The city is full of pride following the Elk River High School football team’s State 5A championship in 2016 – so much so that members of the Elk River City Council are considering erecting a sign to celebrate the state title.
“As you’ve probably seen in your travels, a lot of cities have some sort of signage when you come into town,” said Mayor John Dietz. “I would like us to explore doing something like that for Elk River High School.”
Dietz has publicly supported the football team for some time.
In December, the Elk River City Council proclaimed Dec. 20, 2016 as “Elk River High School Football Team 125 Day,” in honor of the team’s state title. The team finished its season last year with a 13-0 record.
Dietz, a graduate of Elk River High School, has referred to the players as the “most dominant Elk River team in the history of the school.”

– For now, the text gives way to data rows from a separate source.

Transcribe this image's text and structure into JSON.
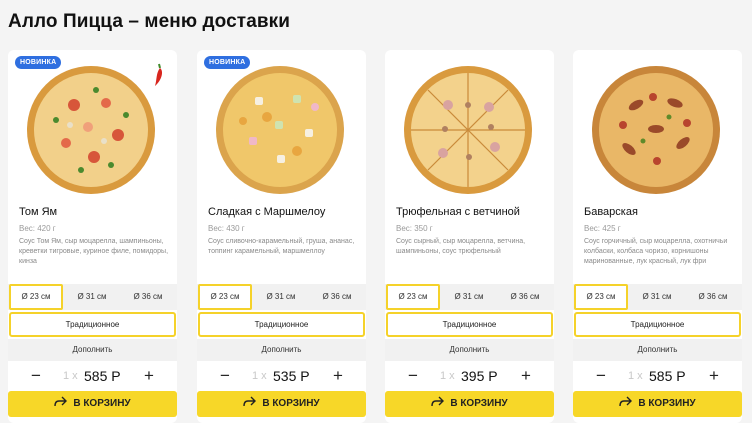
{
  "page": {
    "title": "Алло Пицца – меню доставки"
  },
  "icons": {
    "minus": "minus-icon",
    "plus": "plus-icon",
    "cart": "share-arrow-icon",
    "chili": "chili-pepper-icon"
  },
  "colors": {
    "accent": "#f7d728",
    "badge": "#2f6fe0"
  },
  "products": [
    {
      "badge": "НОВИНКА",
      "name": "Том Ям",
      "weight": "Вес: 420 г",
      "description": "Соус Том Ям, сыр моцарелла, шампиньоны, креветки тигровые, куриное филе, помидоры, кинза",
      "sizes": [
        "Ø 23 см",
        "Ø 31 см",
        "Ø 36 см"
      ],
      "dough": "Традиционное",
      "extra": "Дополнить",
      "minus": "−",
      "times": "1 x",
      "price": "585 Р",
      "plus": "+",
      "cart": "В КОРЗИНУ"
    },
    {
      "badge": "НОВИНКА",
      "name": "Сладкая с Маршмелоу",
      "weight": "Вес: 430 г",
      "description": "Соус сливочно-карамельный, грушa, ананас, топпинг карамельный, маршмеллоу",
      "sizes": [
        "Ø 23 см",
        "Ø 31 см",
        "Ø 36 см"
      ],
      "dough": "Традиционное",
      "extra": "Дополнить",
      "minus": "−",
      "times": "1 x",
      "price": "535 Р",
      "plus": "+",
      "cart": "В КОРЗИНУ"
    },
    {
      "badge": "",
      "name": "Трюфельная с ветчиной",
      "weight": "Вес: 350 г",
      "description": "Соус сырный, сыр моцарелла, ветчина, шампиньоны, соус трюфельный",
      "sizes": [
        "Ø 23 см",
        "Ø 31 см",
        "Ø 36 см"
      ],
      "dough": "Традиционное",
      "extra": "Дополнить",
      "minus": "−",
      "times": "1 x",
      "price": "395 Р",
      "plus": "+",
      "cart": "В КОРЗИНУ"
    },
    {
      "badge": "",
      "name": "Баварская",
      "weight": "Вес: 425 г",
      "description": "Соус горчичный, сыр моцарелла, охотничьи колбаски, колбаса чоризо, корнишоны маринованные, лук красный, лук фри",
      "sizes": [
        "Ø 23 см",
        "Ø 31 см",
        "Ø 36 см"
      ],
      "dough": "Традиционное",
      "extra": "Дополнить",
      "minus": "−",
      "times": "1 x",
      "price": "585 Р",
      "plus": "+",
      "cart": "В КОРЗИНУ"
    }
  ]
}
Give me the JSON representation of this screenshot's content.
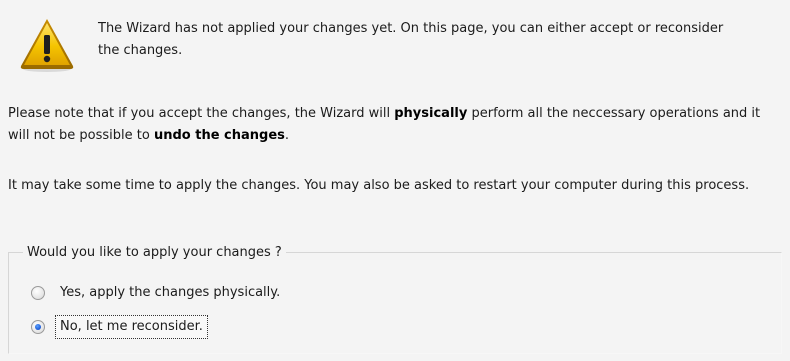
{
  "intro": {
    "text": "The Wizard has not applied your changes yet. On this page, you can either accept or reconsider the changes."
  },
  "note": {
    "part1": "Please note that if you accept the changes, the Wizard will ",
    "bold1": "physically",
    "part2": " perform all the neccessary operations and it will not be possible to ",
    "bold2": "undo the changes",
    "part3": "."
  },
  "info": {
    "text": "It may take some time to apply the changes. You may also be asked to restart your computer during this process."
  },
  "apply_group": {
    "legend": "Would you like to apply your changes ?",
    "options": [
      {
        "label": "Yes, apply the changes physically.",
        "selected": false
      },
      {
        "label": "No, let me reconsider.",
        "selected": true
      }
    ]
  },
  "colors": {
    "background": "#f4f4f4",
    "warning_yellow": "#f5c400",
    "radio_selected": "#1e5bd6"
  }
}
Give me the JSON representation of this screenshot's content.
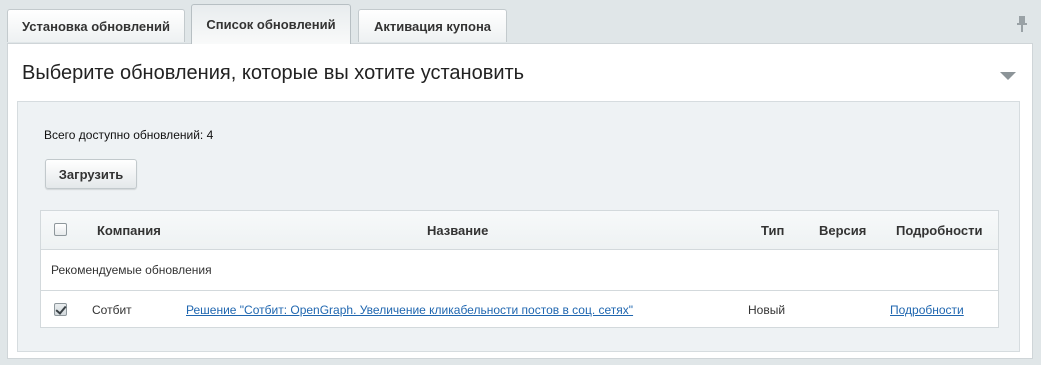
{
  "tabs": [
    {
      "label": "Установка обновлений",
      "active": false
    },
    {
      "label": "Список обновлений",
      "active": true
    },
    {
      "label": "Активация купона",
      "active": false
    }
  ],
  "panel": {
    "title": "Выберите обновления, которые вы хотите установить",
    "total": "Всего доступно обновлений: 4",
    "load_button": "Загрузить"
  },
  "table": {
    "headers": {
      "company": "Компания",
      "name": "Название",
      "type": "Тип",
      "version": "Версия",
      "details": "Подробности"
    },
    "group_label": "Рекомендуемые обновления",
    "rows": [
      {
        "checked": true,
        "company": "Сотбит",
        "name": "Решение \"Сотбит: OpenGraph. Увеличение кликабельности постов в соц. сетях\"",
        "type": "Новый",
        "version": "",
        "details": "Подробности"
      }
    ]
  },
  "colors": {
    "background": "#e0e6e8",
    "link": "#2067b0",
    "panel": "#ffffff"
  },
  "icons": {
    "pin": "pin-icon",
    "collapse": "chevron-down-icon"
  }
}
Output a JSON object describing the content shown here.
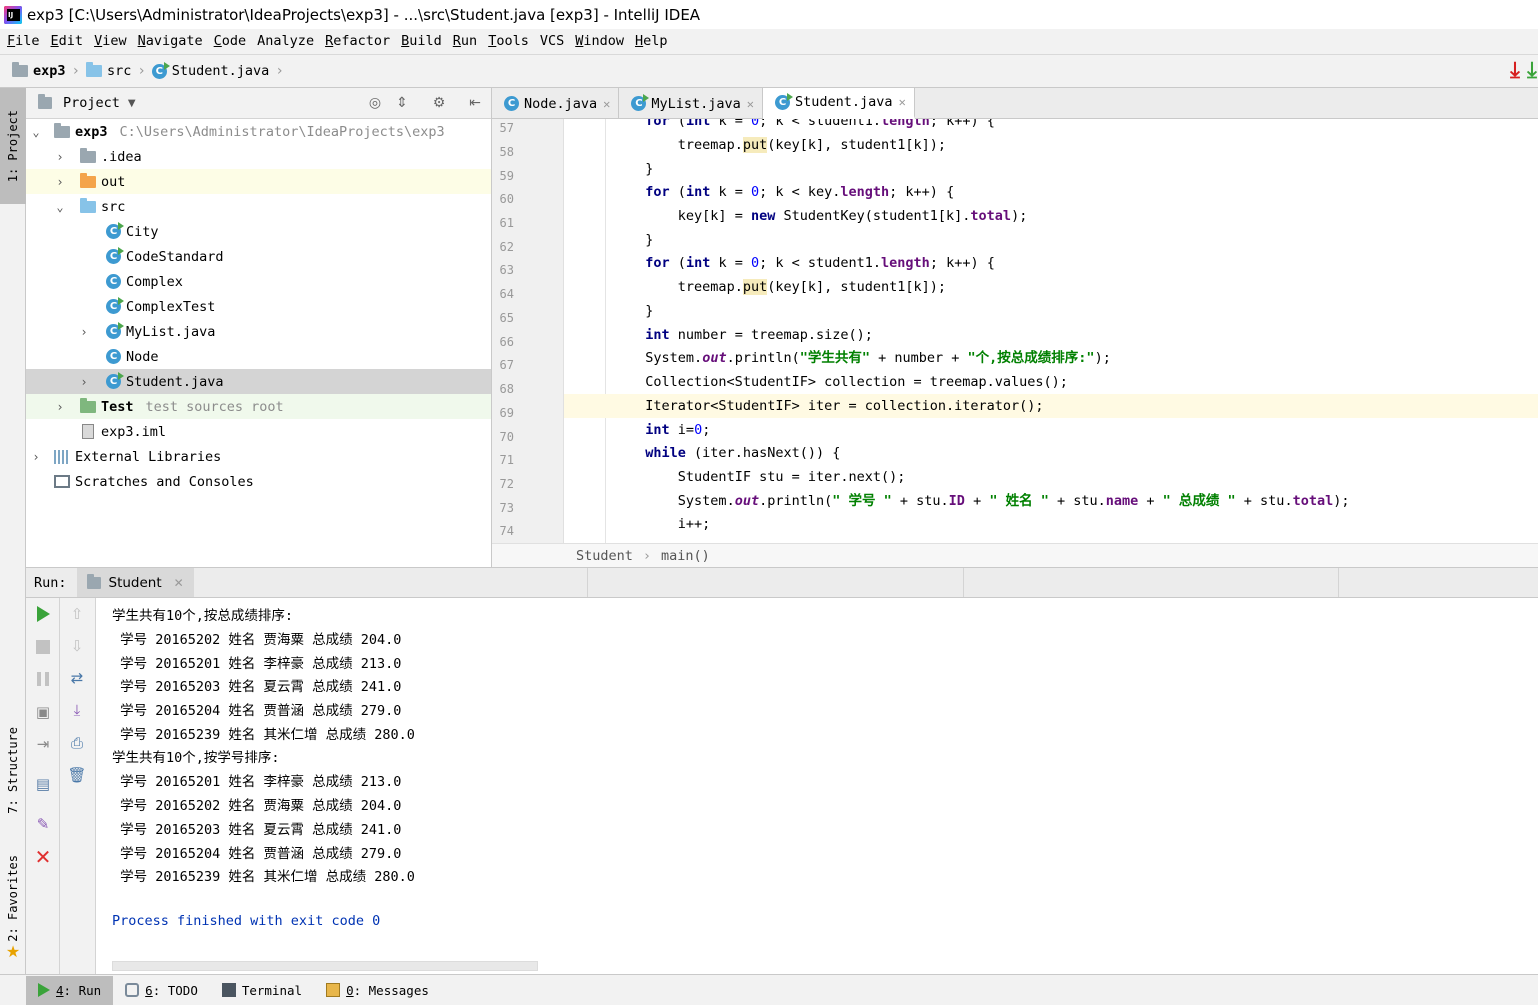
{
  "window": {
    "title": "exp3 [C:\\Users\\Administrator\\IdeaProjects\\exp3] - ...\\src\\Student.java [exp3] - IntelliJ IDEA"
  },
  "menu": [
    {
      "acc": "F",
      "rest": "ile"
    },
    {
      "acc": "E",
      "rest": "dit"
    },
    {
      "acc": "V",
      "rest": "iew"
    },
    {
      "acc": "N",
      "rest": "avigate"
    },
    {
      "acc": "C",
      "rest": "ode"
    },
    {
      "acc": "",
      "rest": "Analyze"
    },
    {
      "acc": "R",
      "rest": "efactor"
    },
    {
      "acc": "B",
      "rest": "uild"
    },
    {
      "acc": "R",
      "rest": "un"
    },
    {
      "acc": "T",
      "rest": "ools"
    },
    {
      "acc": "",
      "rest": "VCS"
    },
    {
      "acc": "W",
      "rest": "indow"
    },
    {
      "acc": "H",
      "rest": "elp"
    }
  ],
  "breadcrumb": {
    "project": "exp3",
    "folder": "src",
    "file": "Student.java"
  },
  "left_strip": {
    "project": "1: Project",
    "structure": "7: Structure",
    "favorites": "2: Favorites"
  },
  "project_panel": {
    "title": "Project",
    "root": {
      "name": "exp3",
      "path": "C:\\Users\\Administrator\\IdeaProjects\\exp3"
    },
    "idea": ".idea",
    "out": "out",
    "src": "src",
    "classes": [
      "City",
      "CodeStandard",
      "Complex",
      "ComplexTest",
      "MyList.java",
      "Node",
      "Student.java"
    ],
    "test": {
      "name": "Test",
      "hint": "test sources root"
    },
    "iml": "exp3.iml",
    "external": "External Libraries",
    "scratches": "Scratches and Consoles"
  },
  "editor": {
    "tabs": [
      "Node.java",
      "MyList.java",
      "Student.java"
    ],
    "active_tab": "Student.java",
    "line_numbers": [
      "57",
      "58",
      "59",
      "60",
      "61",
      "62",
      "63",
      "64",
      "65",
      "66",
      "67",
      "68",
      "69",
      "70",
      "71",
      "72",
      "73",
      "74"
    ],
    "breadcrumb_class": "Student",
    "breadcrumb_method": "main()"
  },
  "run": {
    "label": "Run:",
    "tab": "Student",
    "output": [
      "学生共有10个,按总成绩排序:",
      " 学号 20165202 姓名 贾海粟 总成绩 204.0",
      " 学号 20165201 姓名 李梓豪 总成绩 213.0",
      " 学号 20165203 姓名 夏云霄 总成绩 241.0",
      " 学号 20165204 姓名 贾普涵 总成绩 279.0",
      " 学号 20165239 姓名 其米仁增 总成绩 280.0",
      "学生共有10个,按学号排序:",
      " 学号 20165201 姓名 李梓豪 总成绩 213.0",
      " 学号 20165202 姓名 贾海粟 总成绩 204.0",
      " 学号 20165203 姓名 夏云霄 总成绩 241.0",
      " 学号 20165204 姓名 贾普涵 总成绩 279.0",
      " 学号 20165239 姓名 其米仁增 总成绩 280.0",
      "",
      "Process finished with exit code 0"
    ]
  },
  "bottom_tabs": [
    {
      "key": "4",
      "label": ": Run"
    },
    {
      "key": "6",
      "label": ": TODO"
    },
    {
      "key": "",
      "label": "Terminal"
    },
    {
      "key": "0",
      "label": ": Messages"
    }
  ]
}
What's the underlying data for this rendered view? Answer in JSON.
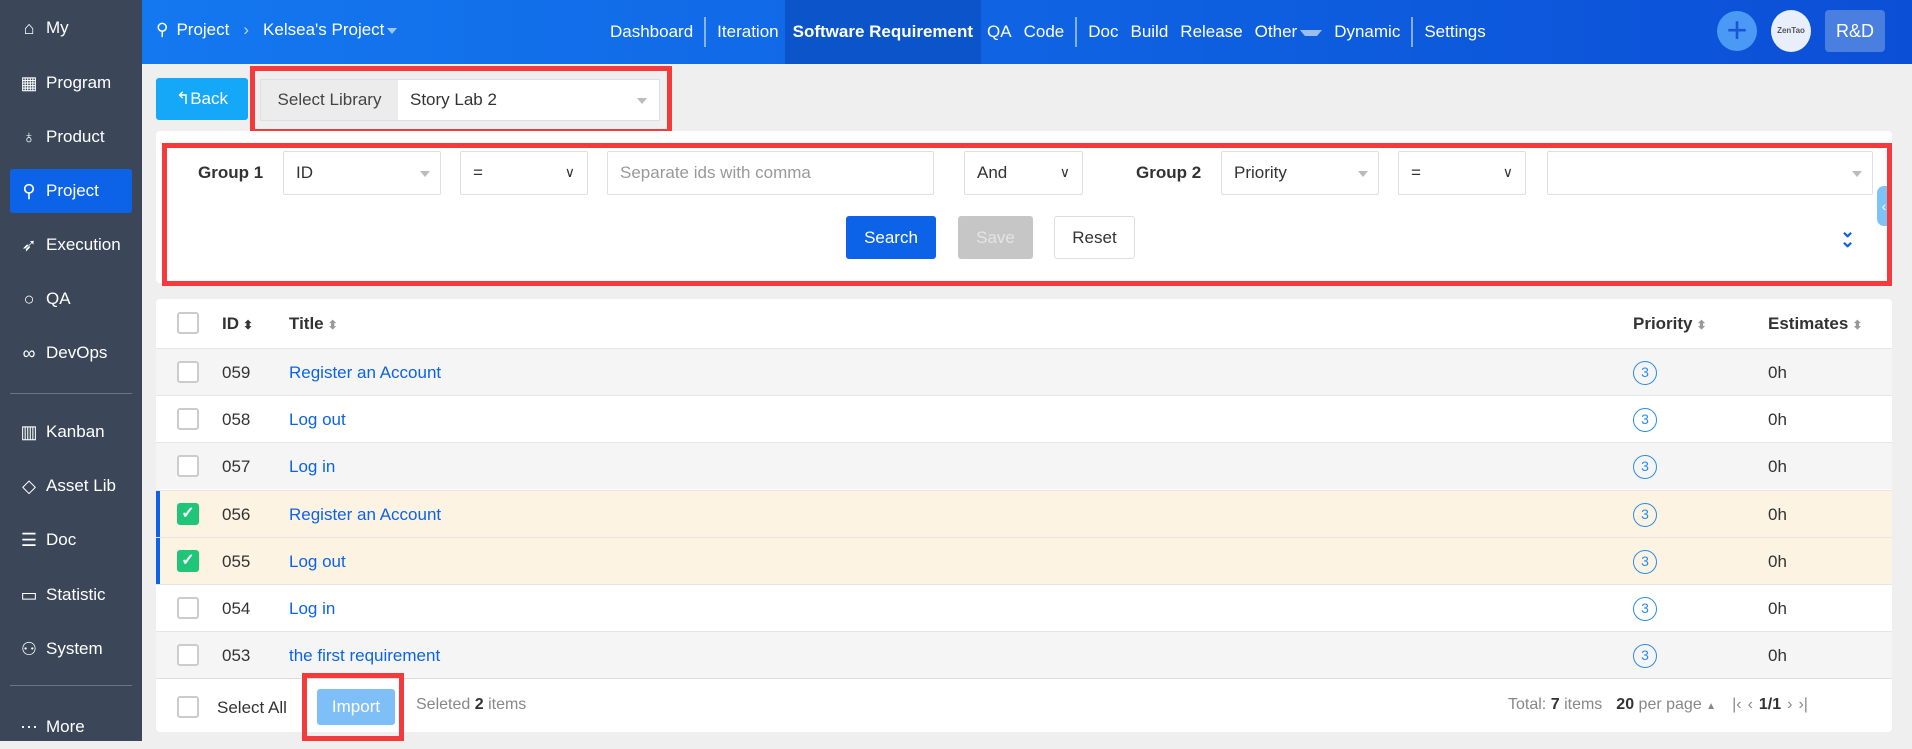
{
  "sidebar": {
    "items": [
      {
        "label": "My",
        "icon": "home-icon"
      },
      {
        "label": "Program",
        "icon": "grid-icon"
      },
      {
        "label": "Product",
        "icon": "bulb-icon"
      },
      {
        "label": "Project",
        "icon": "rocket-icon",
        "active": true
      },
      {
        "label": "Execution",
        "icon": "runner-icon"
      },
      {
        "label": "QA",
        "icon": "search-icon"
      },
      {
        "label": "DevOps",
        "icon": "infinity-icon"
      },
      {
        "label": "Kanban",
        "icon": "kanban-icon"
      },
      {
        "label": "Asset Lib",
        "icon": "diamond-icon"
      },
      {
        "label": "Doc",
        "icon": "doc-icon"
      },
      {
        "label": "Statistic",
        "icon": "monitor-icon"
      },
      {
        "label": "System",
        "icon": "users-icon"
      },
      {
        "label": "More",
        "icon": "more-icon"
      }
    ]
  },
  "header": {
    "breadcrumb_root": "Project",
    "breadcrumb_project": "Kelsea's Project",
    "nav": [
      "Dashboard",
      "Iteration",
      "Software Requirement",
      "QA",
      "Code",
      "Doc",
      "Build",
      "Release",
      "Other",
      "Dynamic",
      "Settings"
    ],
    "avatar": "ZenTao",
    "team": "R&D"
  },
  "toolbar": {
    "back": "Back",
    "library_label": "Select Library",
    "library_value": "Story Lab 2"
  },
  "filter": {
    "group1": "Group 1",
    "field1": "ID",
    "op1": "=",
    "value1_placeholder": "Separate ids with comma",
    "logic": "And",
    "group2": "Group 2",
    "field2": "Priority",
    "op2": "=",
    "value2": "",
    "search": "Search",
    "save": "Save",
    "reset": "Reset"
  },
  "table": {
    "columns": [
      "ID",
      "Title",
      "Priority",
      "Estimates"
    ],
    "rows": [
      {
        "id": "059",
        "title": "Register an Account",
        "priority": "3",
        "estimate": "0h",
        "checked": false
      },
      {
        "id": "058",
        "title": "Log out",
        "priority": "3",
        "estimate": "0h",
        "checked": false
      },
      {
        "id": "057",
        "title": "Log in",
        "priority": "3",
        "estimate": "0h",
        "checked": false
      },
      {
        "id": "056",
        "title": "Register an Account",
        "priority": "3",
        "estimate": "0h",
        "checked": true
      },
      {
        "id": "055",
        "title": "Log out",
        "priority": "3",
        "estimate": "0h",
        "checked": true
      },
      {
        "id": "054",
        "title": "Log in",
        "priority": "3",
        "estimate": "0h",
        "checked": false
      },
      {
        "id": "053",
        "title": "the first requirement",
        "priority": "3",
        "estimate": "0h",
        "checked": false
      }
    ]
  },
  "footer": {
    "select_all": "Select All",
    "import": "Import",
    "selected_prefix": "Seleted",
    "selected_count": "2",
    "selected_suffix": "items",
    "total_prefix": "Total:",
    "total_count": "7",
    "total_suffix": "items",
    "per_page_count": "20",
    "per_page_suffix": "per page",
    "page": "1/1"
  }
}
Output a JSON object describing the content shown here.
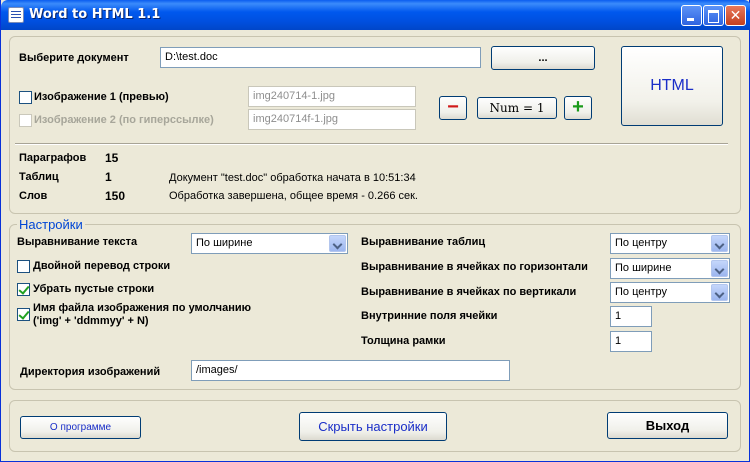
{
  "window": {
    "title": "Word to HTML 1.1"
  },
  "doc": {
    "label": "Выберите документ",
    "path": "D:\\test.doc",
    "browse_label": "...",
    "html_label": "HTML"
  },
  "images": {
    "img1_label": "Изображение 1 (превью)",
    "img1_value": "img240714-1.jpg",
    "img2_label": "Изображение 2 (по гиперссылке)",
    "img2_value": "img240714f-1.jpg",
    "minus_label": "−",
    "num_label": "Num = 1",
    "plus_label": "+"
  },
  "stats": {
    "paragraphs_label": "Параграфов",
    "paragraphs_value": "15",
    "tables_label": "Таблиц",
    "tables_value": "1",
    "words_label": "Слов",
    "words_value": "150",
    "log_line1": "Документ \"test.doc\" обработка начата в 10:51:34",
    "log_line2": "Обработка завершена, общее время - 0.266 сек."
  },
  "settings": {
    "legend": "Настройки",
    "text_align_label": "Выравнивание текста",
    "text_align_value": "По ширине",
    "double_break_label": "Двойной перевод строки",
    "remove_empty_label": "Убрать пустые строки",
    "default_img_name_line1": "Имя файла изображения по умолчанию",
    "default_img_name_line2": "('img' + 'ddmmyy' + N)",
    "table_align_label": "Выравнивание таблиц",
    "table_align_value": "По центру",
    "cell_halign_label": "Выравнивание в ячейках по горизонтали",
    "cell_halign_value": "По ширине",
    "cell_valign_label": "Выравнивание в ячейках по вертикали",
    "cell_valign_value": "По центру",
    "cell_padding_label": "Внутринние поля ячейки",
    "cell_padding_value": "1",
    "border_width_label": "Толщина рамки",
    "border_width_value": "1",
    "img_dir_label": "Директория изображений",
    "img_dir_value": "/images/"
  },
  "footer": {
    "about_label": "О программе",
    "hide_settings_label": "Скрыть настройки",
    "exit_label": "Выход"
  },
  "colors": {
    "accent": "#1a2ec8",
    "minus": "#d01818",
    "plus": "#1a9a1a"
  }
}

“What you’ve done is truly outstanding,” he said to the team, which was in attendance of a city council meeting Dec. 19 alongside Coach Steve Hamilton. Each player was presented with a pin from the city and Hamilton received a plaque in honor of the team’s success.
“You have brought tremendous pride to your community.”
Dietz said he believes the best place for the sign, which would honor the team’s title and other state titles achieved by the school, would be at the intersection of Highways 169 and 10 as it’s the most visible. He added that wherever the sign is placed, it must be outside the Minnesota Department of Transportation’s right-of-way.
The mayor said the sign would likely be red, back and white and would detail team champions with which sport the title was awarded with the accompanying year.
“It shows Elk River is proud and we support them,” said Council Member Jennifer Wagner of erecting a sign. However, the council member said she wondered about whether individual sports would also be recognized.
City Administrator Cal Portner said there may be other sanctioned activities from the Minnesota State High School League that have won state titles that aren’t athletic-related, including culinary and business organizations.
“I don’t have any problem putting those on there, they’re sanctioned high school activities,” Dietz said.
Council members questioned how to pay for such a sign – the city, the school district or another organization like a booster club, for example – and how to divvy up maintenance duties.
“Should we as a city be paying for this or should we ask the school district to help?” Dietz asked of council members and city staff.
Portner said it could be best if the city maintained its “own destiny,” with this project.
City staff is expected to complete research on how to make constructing a sign possible and will return to the council soon with some answers.